OTTAWA, May 13, 2016 /CNW/ - Canada's Minister of Environment and Climate Change, the Honourable Catherine McKenna, will attend this year's G7 Environment Ministers' Meeting in Toyama Prefecture, Japan, where Canada will continue to play a leadership role and work with international partners to address environmental issues.
The Minister will be joined by Vancouver Mayor Gregor Robertson, who will participate in discussions with other mayors on the role of cities, including on the modernization of transport networks and exploring city planning strategies that include renewable energy sources to minimize greenhouse gas emissions.
Minister McKenna will participate in discussions on climate change and the efforts of G7 countries to support the implementation of the Paris Agreement. The Minister will also present Canada's successful actions to minimize domestic mercury emissions, which have been reduced by 90 percent in the past 25 years, and reiterate Canada's support of the Minamata Convention.
G7 environment ministers will use this key forum to discuss their plans to implement the United Nations Sustainable Development Goals, and ways to increase resource efficiency, with their common interests to be reflected in the meeting's communiqué and the Toyama Framework on Material Cycles.
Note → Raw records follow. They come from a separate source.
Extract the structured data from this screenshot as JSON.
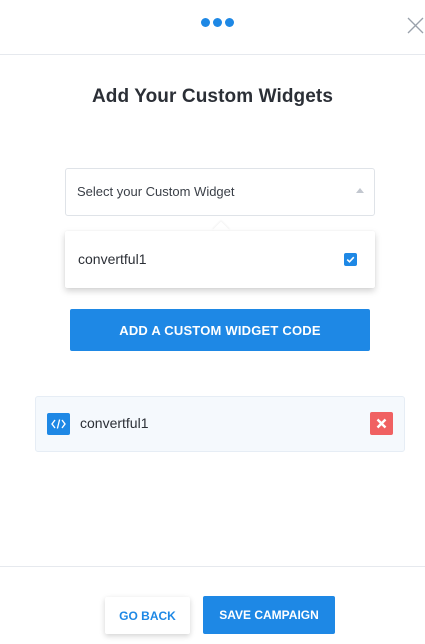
{
  "header": {
    "progress_icon": "more-dots-icon",
    "close_icon": "close-icon"
  },
  "page_title": "Add Your Custom Widgets",
  "widget_select": {
    "value": "Select your Custom Widget",
    "state": "open",
    "caret_icon": "caret-up-icon"
  },
  "dropdown": {
    "options": [
      {
        "label": "convertful1",
        "checked": true
      }
    ]
  },
  "add_code_button": "ADD A CUSTOM WIDGET CODE",
  "widget_list": [
    {
      "label": "convertful1",
      "icon": "code-icon",
      "remove_icon": "close-x-icon"
    }
  ],
  "footer": {
    "back_label": "GO BACK",
    "save_label": "SAVE CAMPAIGN"
  },
  "colors": {
    "accent": "#1e88e5",
    "danger": "#f06162",
    "item_background": "#f5f9fd",
    "text": "#2b2f36"
  }
}
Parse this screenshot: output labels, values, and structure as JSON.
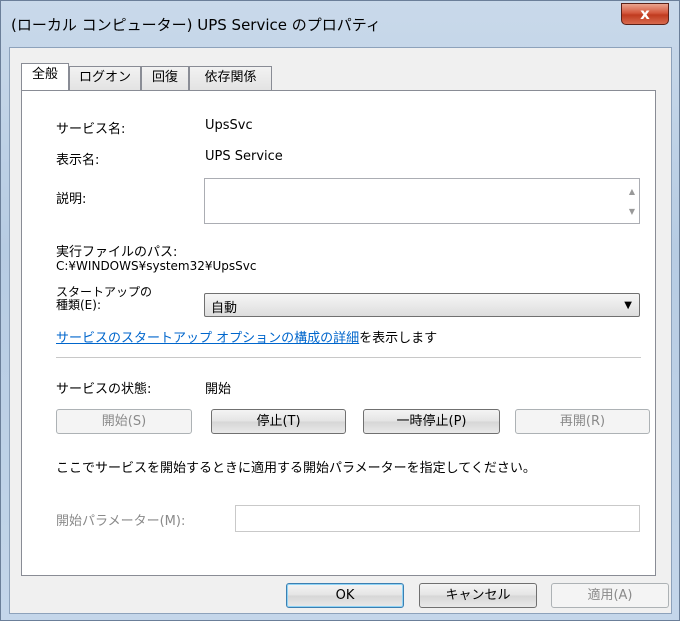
{
  "window": {
    "title": "(ローカル コンピューター) UPS Service のプロパティ",
    "close_label": "x"
  },
  "tabs": [
    {
      "label": "全般",
      "active": true
    },
    {
      "label": "ログオン"
    },
    {
      "label": "回復"
    },
    {
      "label": "依存関係"
    }
  ],
  "general": {
    "service_name_label": "サービス名:",
    "service_name_value": "UpsSvc",
    "display_name_label": "表示名:",
    "display_name_value": "UPS Service",
    "description_label": "説明:",
    "description_value": "",
    "exe_path_label": "実行ファイルのパス:",
    "exe_path_value": "C:¥WINDOWS¥system32¥UpsSvc",
    "startup_type_label_line1": "スタートアップの",
    "startup_type_label_line2": "種類(E):",
    "startup_type_value": "自動",
    "link_text": "サービスのスタートアップ オプションの構成の詳細",
    "link_suffix": "を表示します",
    "status_label": "サービスの状態:",
    "status_value": "開始",
    "buttons": {
      "start": "開始(S)",
      "stop": "停止(T)",
      "pause": "一時停止(P)",
      "resume": "再開(R)"
    },
    "param_hint": "ここでサービスを開始するときに適用する開始パラメーターを指定してください。",
    "param_label": "開始パラメーター(M):",
    "param_value": ""
  },
  "footer": {
    "ok": "OK",
    "cancel": "キャンセル",
    "apply": "適用(A)"
  }
}
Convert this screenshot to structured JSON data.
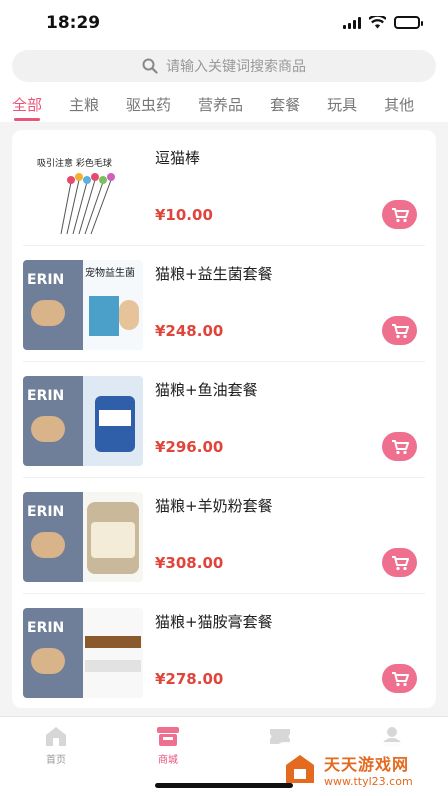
{
  "status_bar": {
    "time": "18:29"
  },
  "search": {
    "placeholder": "请输入关键词搜索商品"
  },
  "tabs": [
    {
      "label": "全部",
      "active": true
    },
    {
      "label": "主粮",
      "active": false
    },
    {
      "label": "驱虫药",
      "active": false
    },
    {
      "label": "营养品",
      "active": false
    },
    {
      "label": "套餐",
      "active": false
    },
    {
      "label": "玩具",
      "active": false
    },
    {
      "label": "其他",
      "active": false
    }
  ],
  "products": [
    {
      "name": "逗猫棒",
      "price": "¥10.00",
      "thumb_caption": "吸引注意  彩色毛球"
    },
    {
      "name": "猫粮+益生菌套餐",
      "price": "¥248.00",
      "thumb_caption": "宠物益生菌"
    },
    {
      "name": "猫粮+鱼油套餐",
      "price": "¥296.00",
      "thumb_caption": ""
    },
    {
      "name": "猫粮+羊奶粉套餐",
      "price": "¥308.00",
      "thumb_caption": ""
    },
    {
      "name": "猫粮+猫胺膏套餐",
      "price": "¥278.00",
      "thumb_caption": ""
    }
  ],
  "thumb_brand": "ERIN",
  "tabbar": [
    {
      "label": "首页",
      "icon": "home-icon",
      "active": false
    },
    {
      "label": "商城",
      "icon": "shop-icon",
      "active": true
    },
    {
      "label": "",
      "icon": "ticket-icon",
      "active": false
    },
    {
      "label": "",
      "icon": "user-icon",
      "active": false
    }
  ],
  "watermark": {
    "title": "天天游戏网",
    "url": "www.ttyl23.com"
  },
  "colors": {
    "accent": "#e8547a",
    "price": "#e0453c",
    "cart": "#ee6f8e"
  }
}
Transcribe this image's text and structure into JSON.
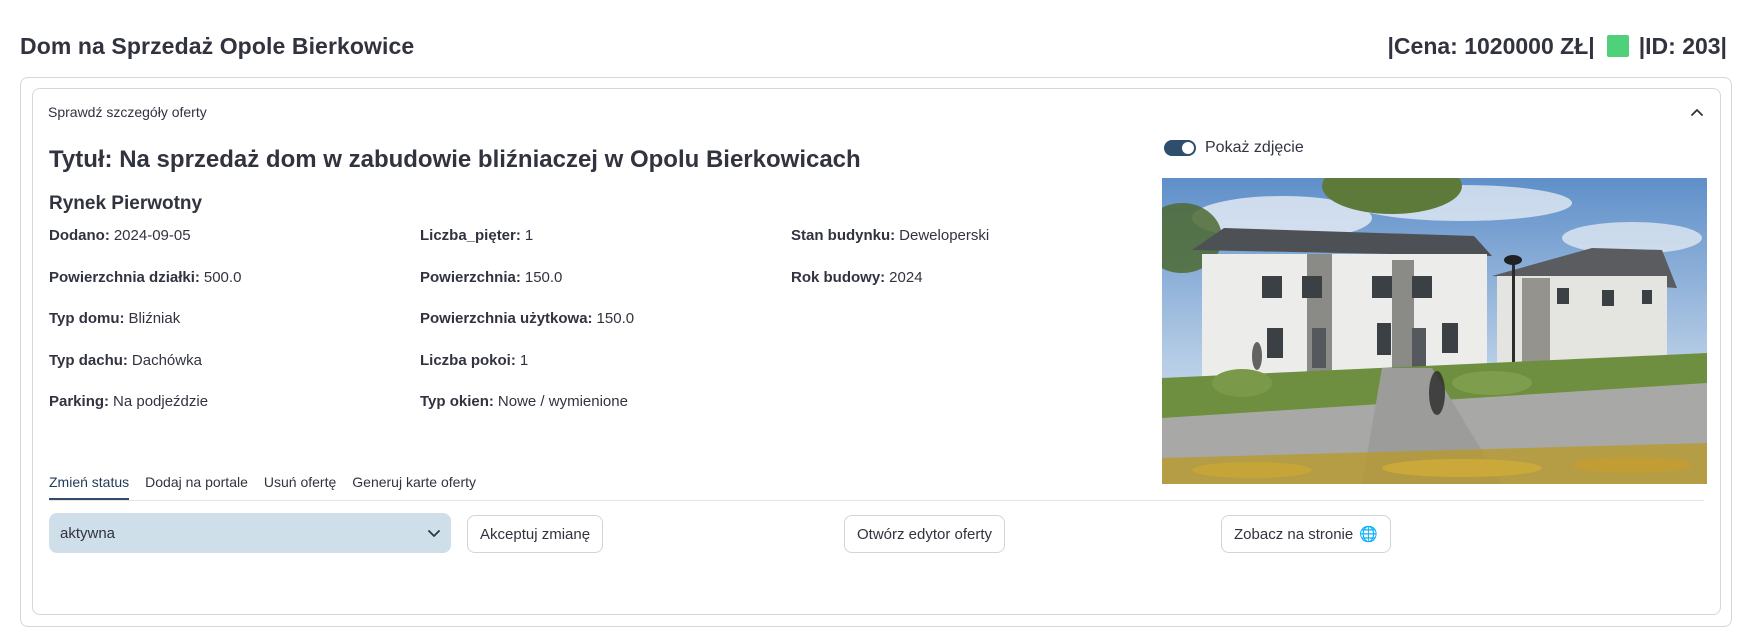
{
  "header": {
    "title": "Dom na Sprzedaż Opole Bierkowice",
    "price_text": "|Cena: 1020000 ZŁ|",
    "id_text": "|ID: 203|",
    "status_color": "#4fd07a"
  },
  "expander": {
    "label": "Sprawdź szczegóły oferty",
    "icon": "chevron-up-icon"
  },
  "offer": {
    "title": "Tytuł: Na sprzedaż dom w zabudowie bliźniaczej w Opolu Bierkowicach",
    "market": "Rynek Pierwotny",
    "details": [
      {
        "label": "Dodano:",
        "value": "2024-09-05"
      },
      {
        "label": "Liczba_pięter:",
        "value": "1"
      },
      {
        "label": "Stan budynku:",
        "value": "Deweloperski"
      },
      {
        "label": "Powierzchnia działki:",
        "value": "500.0"
      },
      {
        "label": "Powierzchnia:",
        "value": "150.0"
      },
      {
        "label": "Rok budowy:",
        "value": "2024"
      },
      {
        "label": "Typ domu:",
        "value": "Bliźniak"
      },
      {
        "label": "Powierzchnia użytkowa:",
        "value": "150.0"
      },
      {
        "label": "",
        "value": ""
      },
      {
        "label": "Typ dachu:",
        "value": "Dachówka"
      },
      {
        "label": "Liczba pokoi:",
        "value": "1"
      },
      {
        "label": "",
        "value": ""
      },
      {
        "label": "Parking:",
        "value": "Na podjeździe"
      },
      {
        "label": "Typ okien:",
        "value": "Nowe / wymienione"
      },
      {
        "label": "",
        "value": ""
      }
    ]
  },
  "photo_toggle": {
    "label": "Pokaż zdjęcie",
    "checked": true,
    "color": "#2e4e6b"
  },
  "tabs": [
    {
      "label": "Zmień status",
      "active": true
    },
    {
      "label": "Dodaj na portale",
      "active": false
    },
    {
      "label": "Usuń ofertę",
      "active": false
    },
    {
      "label": "Generuj karte oferty",
      "active": false
    }
  ],
  "status_select": {
    "value": "aktywna",
    "background": "#cfdfea"
  },
  "buttons": {
    "accept": "Akceptuj zmianę",
    "open_editor": "Otwórz edytor oferty",
    "view_on_site": "Zobacz na stronie",
    "view_icon": "globe-icon"
  }
}
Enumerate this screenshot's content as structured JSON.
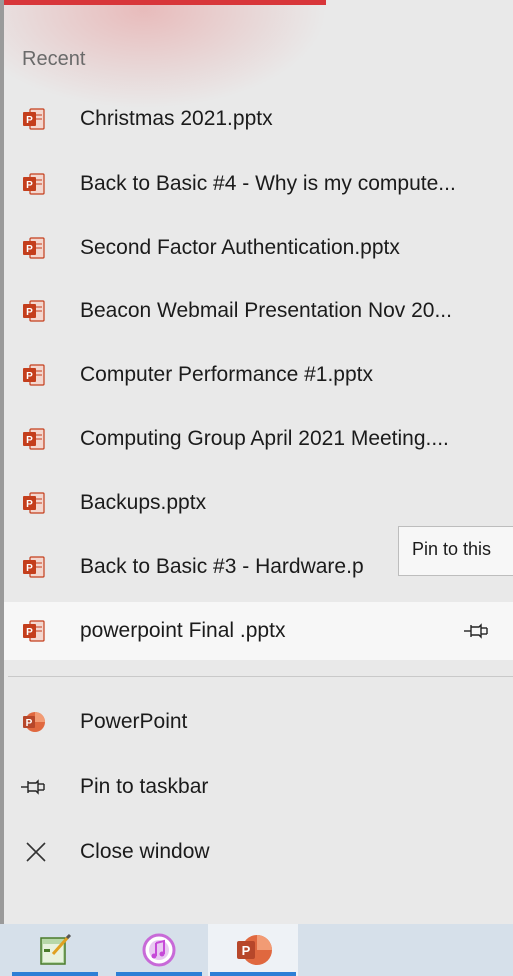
{
  "jumplist": {
    "section_title": "Recent",
    "recent_items": [
      {
        "label": "Christmas 2021.pptx"
      },
      {
        "label": "Back to Basic #4 - Why is my compute..."
      },
      {
        "label": "Second Factor Authentication.pptx"
      },
      {
        "label": "Beacon Webmail Presentation Nov 20..."
      },
      {
        "label": "Computer Performance #1.pptx"
      },
      {
        "label": "Computing Group April 2021 Meeting...."
      },
      {
        "label": "Backups.pptx"
      },
      {
        "label": "Back to Basic #3 - Hardware.p"
      },
      {
        "label": "powerpoint Final .pptx"
      }
    ],
    "tooltip": "Pin to this",
    "tasks": [
      {
        "label": "PowerPoint",
        "icon": "powerpoint-app-icon"
      },
      {
        "label": "Pin to taskbar",
        "icon": "pin-icon"
      },
      {
        "label": "Close window",
        "icon": "close-icon"
      }
    ]
  },
  "taskbar": {
    "apps": [
      {
        "name": "notepad-icon"
      },
      {
        "name": "itunes-icon"
      },
      {
        "name": "powerpoint-taskbar-icon",
        "active": true
      }
    ]
  },
  "colors": {
    "accent_red": "#d8363a",
    "powerpoint_orange": "#c43e1c",
    "taskbar_indicator": "#2d7fd6"
  }
}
"The world needs new ideas, smart solutions and sustained effort to meet the environmental challenges we face. By working together with our G7 partners, we can advance global action on climate change, including the implementation of the Paris Agreement, and the promotion of carbon pricing and low‑carbon economies."
– The Honourable Catherine McKenna, Minister of Environment and Climate Change
- The G7 Toyama Environment Ministers' Meeting is the first meeting of environment ministers in almost a decade. It will allow the G7 nations to discuss environmental policies prior to the G7 Leaders' Summit that will take place on May 26‑27, 2016.
- Canada participates in different international fora pertaining to the environment, such as the United Nations Framework Convention on Climate Change, United Nations Environment Programme, G7, G20, Climate and Clean Air Coalition, Montreal Protocol, and Arctic Council.
- Canada signed the Minamata Convention on Mercury in 2013 and is working towards its ratification.
- Monitoring data indicate that mercury levels in Arctic plants and wildlife have generally been increasing over the past 30 years due to long-range transport of mercury from foreign sources. Mercury levels in Inuit from Canada and Greenland are among the highest in the world.
SOURCE Environment and Climate Change Canada
For further information: Caitlin Workman, Press Secretary, Office of the Minister of Environment and Climate Change, 819-938-9436; Media Relations, Environment and Climate Change Canada, 819-938-3338 or 1-844-836-7799 (toll free)